5   What is your goal when you take clients on a guide trip?
        I enjoy sharing with my clients all the knowledge and experience I have accumulated over the years fishing and exploring Northern New Mexico. In addition to striving for a safe and enjoyable day on the water, it’s my goal to make the client, beginner or advanced, a better angler.

6    What is your favorite river to guide and why?
       My favorite river to fish myself is definitely the Rio Grande. However, guiding on the Rio can often be an agonizing affair. It’s a demanding, unforgiving river, that requires persistence and for me to be at the top of my game. That being said however, the days on the Rio when my clients and I are in sync, fish are eating, eagles are flying overhead, and herds of bighorn sheep are nonchalantly grazing the banks are some of the most amazing days I have experienced as a guide.

7    What are your top five go-to patterns?
        I learned much of my fly knowledge from Taylor, inventor of the Shit Fly (some brown dubbing with a bead on a hook). But even Taylor says sometimes it takes a little more to fool the fish. The flies I use consistently in a variety of situations are the Madam X (yellow or royal; best searching dry-dropper), Bloom’s Parachute caddis (easy to see, great profile), Flying Ant (for fish who have seen it all), Poundmiester (I also tie a non bead version), Micro May nymph (tungsten, a must have for Rio Grande cut-bows), Batman nymph (like candy to stockers). Wait a minute, that’s six…

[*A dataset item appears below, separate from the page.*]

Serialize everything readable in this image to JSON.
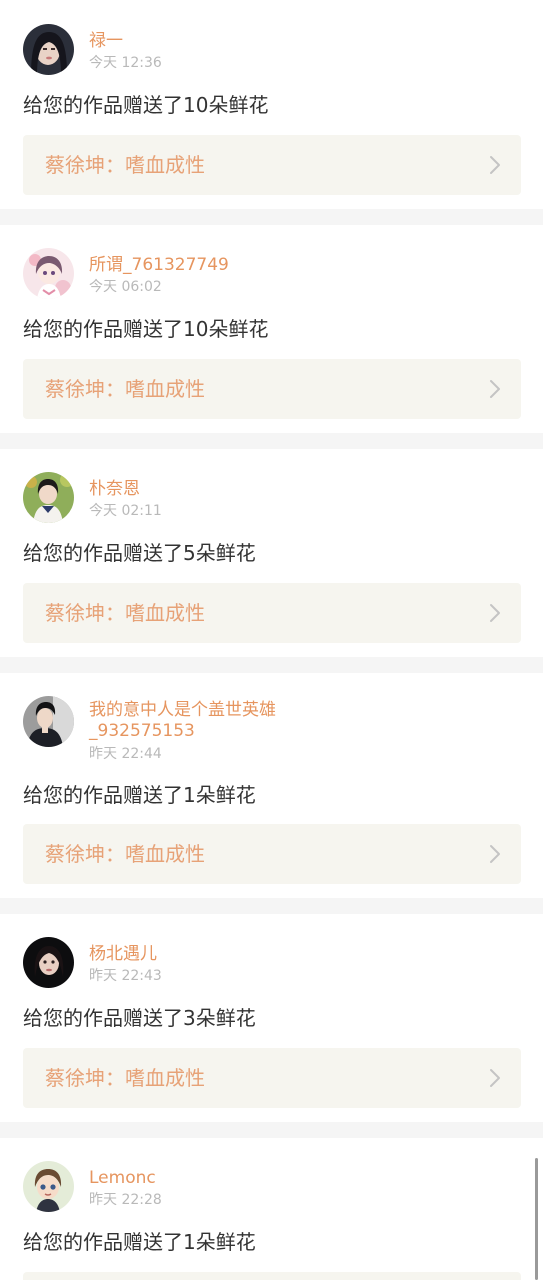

8   What do you love about fly fishing?
        I love the hunt and the art of fooling fish. To find a fish feeding confidently in a foam line or off a shelf, present my fly to that fish, and have it take that fly just like it was one of the naturals… To me that’s what it’s all about.

9    What is the one place that you want to fish before you die?
       I have been fortunate to have already fished some pretty fantastic places. Recently, salt-water flats-fishing has also expanded my horizons. What comes to mind though is the stonefly hatch in Gunnison Gorge. I have heard some amazing stories about that trip. Iceland also looks pretty cool.

 What do you enjoy doing when you are not on the water?

       I still enjoy working in my wood shop building furniture and doing other woodwork. I spend a lot of time with my new bride, skiing, hiking, and traveling. And of course I also enjoy filling out guide questionnaires.